** Opening Data for review block **

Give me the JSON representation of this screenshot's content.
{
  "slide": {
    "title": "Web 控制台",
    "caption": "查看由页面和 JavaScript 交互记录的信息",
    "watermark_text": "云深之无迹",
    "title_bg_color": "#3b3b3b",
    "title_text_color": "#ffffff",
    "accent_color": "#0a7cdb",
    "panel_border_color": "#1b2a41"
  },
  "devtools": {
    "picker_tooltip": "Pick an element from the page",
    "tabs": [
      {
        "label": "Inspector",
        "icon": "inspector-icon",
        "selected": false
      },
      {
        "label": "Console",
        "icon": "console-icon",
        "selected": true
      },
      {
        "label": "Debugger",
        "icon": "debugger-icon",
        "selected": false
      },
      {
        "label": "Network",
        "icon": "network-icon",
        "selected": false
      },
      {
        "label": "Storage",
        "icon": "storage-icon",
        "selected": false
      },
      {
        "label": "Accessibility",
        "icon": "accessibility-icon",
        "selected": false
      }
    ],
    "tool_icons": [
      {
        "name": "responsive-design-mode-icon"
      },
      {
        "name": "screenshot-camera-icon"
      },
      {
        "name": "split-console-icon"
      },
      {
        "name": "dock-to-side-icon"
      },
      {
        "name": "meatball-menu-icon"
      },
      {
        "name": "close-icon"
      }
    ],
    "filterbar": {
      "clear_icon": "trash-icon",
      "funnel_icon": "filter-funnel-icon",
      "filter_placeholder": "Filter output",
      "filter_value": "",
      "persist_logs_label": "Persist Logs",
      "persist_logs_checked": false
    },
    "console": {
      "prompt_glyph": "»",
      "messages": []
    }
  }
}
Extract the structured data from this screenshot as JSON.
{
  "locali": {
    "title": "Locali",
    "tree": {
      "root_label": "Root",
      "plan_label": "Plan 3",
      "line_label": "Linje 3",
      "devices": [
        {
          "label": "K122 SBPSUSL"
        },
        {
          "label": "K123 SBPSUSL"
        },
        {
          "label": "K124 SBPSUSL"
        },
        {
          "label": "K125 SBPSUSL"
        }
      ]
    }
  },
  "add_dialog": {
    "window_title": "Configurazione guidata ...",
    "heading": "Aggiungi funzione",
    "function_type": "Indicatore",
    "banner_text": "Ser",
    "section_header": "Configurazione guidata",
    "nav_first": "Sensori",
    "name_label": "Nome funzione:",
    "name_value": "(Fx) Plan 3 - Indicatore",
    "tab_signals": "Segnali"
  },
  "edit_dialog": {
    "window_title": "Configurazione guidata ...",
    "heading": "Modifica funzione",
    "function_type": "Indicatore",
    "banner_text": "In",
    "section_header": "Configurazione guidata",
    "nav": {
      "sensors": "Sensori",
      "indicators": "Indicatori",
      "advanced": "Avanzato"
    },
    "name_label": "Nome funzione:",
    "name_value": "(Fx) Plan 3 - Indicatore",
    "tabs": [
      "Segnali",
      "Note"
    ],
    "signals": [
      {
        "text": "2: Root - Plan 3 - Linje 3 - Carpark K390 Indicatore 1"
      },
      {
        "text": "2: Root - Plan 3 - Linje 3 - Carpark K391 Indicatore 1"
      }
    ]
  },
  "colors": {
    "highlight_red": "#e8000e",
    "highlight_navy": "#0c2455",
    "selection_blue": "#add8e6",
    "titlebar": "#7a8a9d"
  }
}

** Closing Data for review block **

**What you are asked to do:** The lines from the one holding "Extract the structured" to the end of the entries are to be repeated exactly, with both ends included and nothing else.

**Response to this task:**
Extract the structured data from this screenshot as JSON.
{
  "locali": {
    "title": "Locali",
    "tree": {
      "root_label": "Root",
      "plan_label": "Plan 3",
      "line_label": "Linje 3",
      "devices": [
        {
          "label": "K122 SBPSUSL"
        },
        {
          "label": "K123 SBPSUSL"
        },
        {
          "label": "K124 SBPSUSL"
        },
        {
          "label": "K125 SBPSUSL"
        }
      ]
    }
  },
  "add_dialog": {
    "window_title": "Configurazione guidata ...",
    "heading": "Aggiungi funzione",
    "function_type": "Indicatore",
    "banner_text": "Ser",
    "section_header": "Configurazione guidata",
    "nav_first": "Sensori",
    "name_label": "Nome funzione:",
    "name_value": "(Fx) Plan 3 - Indicatore",
    "tab_signals": "Segnali"
  },
  "edit_dialog": {
    "window_title": "Configurazione guidata ...",
    "heading": "Modifica funzione",
    "function_type": "Indicatore",
    "banner_text": "In",
    "section_header": "Configurazione guidata",
    "nav": {
      "sensors": "Sensori",
      "indicators": "Indicatori",
      "advanced": "Avanzato"
    },
    "name_label": "Nome funzione:",
    "name_value": "(Fx) Plan 3 - Indicatore",
    "tabs": [
      "Segnali",
      "Note"
    ],
    "signals": [
      {
        "text": "2: Root - Plan 3 - Linje 3 - Carpark K390 Indicatore 1"
      },
      {
        "text": "2: Root - Plan 3 - Linje 3 - Carpark K391 Indicatore 1"
      }
    ]
  },
  "colors": {
    "highlight_red": "#e8000e",
    "highlight_navy": "#0c2455",
    "selection_blue": "#add8e6",
    "titlebar": "#7a8a9d"
  }
}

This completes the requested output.